KUALA LUMPUR: Malaysia has hired banks for the country’s first Samurai bond sale in three decades, adding to a flood of yen-denominated debt offerings by global borrowers tapping cheap funds in Japan.
The sale would be Prime Minister Tun Dr Mahathir Mohamad’s debut global debt sale since returning to power in May and embarking on spending cuts aimed at reining in the budget deficit.
Plans for the Samurai sale started from at least June, when Dr Mahathir picked Japan for his first overseas visit as prime minister and asked his counterpart Shinzo Abe for yen-denominated credit.

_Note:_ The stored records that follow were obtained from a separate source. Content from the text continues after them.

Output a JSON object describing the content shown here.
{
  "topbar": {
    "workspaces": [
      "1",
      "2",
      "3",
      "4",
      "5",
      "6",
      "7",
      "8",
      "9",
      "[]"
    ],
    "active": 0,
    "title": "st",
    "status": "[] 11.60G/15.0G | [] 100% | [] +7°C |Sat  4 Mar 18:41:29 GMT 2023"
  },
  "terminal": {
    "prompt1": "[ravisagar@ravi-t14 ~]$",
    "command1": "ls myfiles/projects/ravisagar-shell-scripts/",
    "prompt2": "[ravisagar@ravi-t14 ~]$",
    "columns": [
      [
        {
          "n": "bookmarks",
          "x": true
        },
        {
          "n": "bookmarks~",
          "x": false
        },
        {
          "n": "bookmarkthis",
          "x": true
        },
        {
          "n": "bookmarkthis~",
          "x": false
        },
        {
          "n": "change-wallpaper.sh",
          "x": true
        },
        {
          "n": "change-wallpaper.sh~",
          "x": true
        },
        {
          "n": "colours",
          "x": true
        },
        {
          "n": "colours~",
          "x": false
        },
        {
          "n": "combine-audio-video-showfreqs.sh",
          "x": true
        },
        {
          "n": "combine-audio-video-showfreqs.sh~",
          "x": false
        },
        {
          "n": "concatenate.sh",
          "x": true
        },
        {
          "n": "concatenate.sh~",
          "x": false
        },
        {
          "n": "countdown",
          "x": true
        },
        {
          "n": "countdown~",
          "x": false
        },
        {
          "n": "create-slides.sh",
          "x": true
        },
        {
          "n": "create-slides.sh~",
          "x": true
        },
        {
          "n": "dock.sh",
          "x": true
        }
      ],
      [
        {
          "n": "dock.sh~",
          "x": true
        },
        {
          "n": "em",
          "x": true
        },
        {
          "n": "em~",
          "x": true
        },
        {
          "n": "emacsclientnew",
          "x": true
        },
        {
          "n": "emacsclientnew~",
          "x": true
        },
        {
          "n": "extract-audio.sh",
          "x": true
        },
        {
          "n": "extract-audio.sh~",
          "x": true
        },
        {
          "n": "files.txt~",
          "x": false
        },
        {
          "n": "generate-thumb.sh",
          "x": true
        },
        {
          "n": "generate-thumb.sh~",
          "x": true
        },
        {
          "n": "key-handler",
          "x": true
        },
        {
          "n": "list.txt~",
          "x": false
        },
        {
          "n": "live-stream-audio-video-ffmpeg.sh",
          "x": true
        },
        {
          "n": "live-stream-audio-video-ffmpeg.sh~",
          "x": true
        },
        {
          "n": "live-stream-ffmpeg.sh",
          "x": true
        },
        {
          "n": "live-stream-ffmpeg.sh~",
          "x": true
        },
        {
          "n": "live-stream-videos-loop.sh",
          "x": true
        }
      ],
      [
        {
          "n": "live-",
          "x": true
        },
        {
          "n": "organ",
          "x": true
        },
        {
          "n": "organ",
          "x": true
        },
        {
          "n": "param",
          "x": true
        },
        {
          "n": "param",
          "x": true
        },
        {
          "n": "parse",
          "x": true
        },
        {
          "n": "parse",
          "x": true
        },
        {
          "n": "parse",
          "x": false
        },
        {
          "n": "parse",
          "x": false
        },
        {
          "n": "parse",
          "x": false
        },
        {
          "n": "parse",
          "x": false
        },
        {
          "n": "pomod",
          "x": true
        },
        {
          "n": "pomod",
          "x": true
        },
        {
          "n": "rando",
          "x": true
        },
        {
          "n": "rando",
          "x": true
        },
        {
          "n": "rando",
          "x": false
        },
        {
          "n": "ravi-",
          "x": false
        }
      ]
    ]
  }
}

The Southeast Asian nation picked arrangers including HSBC Holdings Plc, Mizuho Financial Group Inc. and Nomura Holdings Inc. for the offering, which could raise about 200 billion yen ($1.9 billion), according to people familiar with the matter.
It aims to sell the notes in the first quarter, one of the people said, asking not to be identified because the information is private.
Borrowers around the globe have increasingly turned to Japan’s debt market to raise funds, as the Bank of Japan keeps interest rates near zero even as other central banks have hiked.
Issuance of Samurai bonds has surged 139 percent in the current fiscal year, according to data compiled by Bloomberg.
Most of the proceeds from Malaysia’s bond sale will be used to repay “costly loans,” Mahathir said in November, adding that there may be “other loans” from Japan that will carry low interest rates.
The planned 10-year yen bond offer will be guaranteed by Japan Bank of International Cooperation with the coupon rate set at 0.65 percent, Finance Minister Lim Guan Eng said in November.
Neighboring Philippines priced its similar bonds at 0.99 percent when it sold Samurai notes in August. - Bloomberg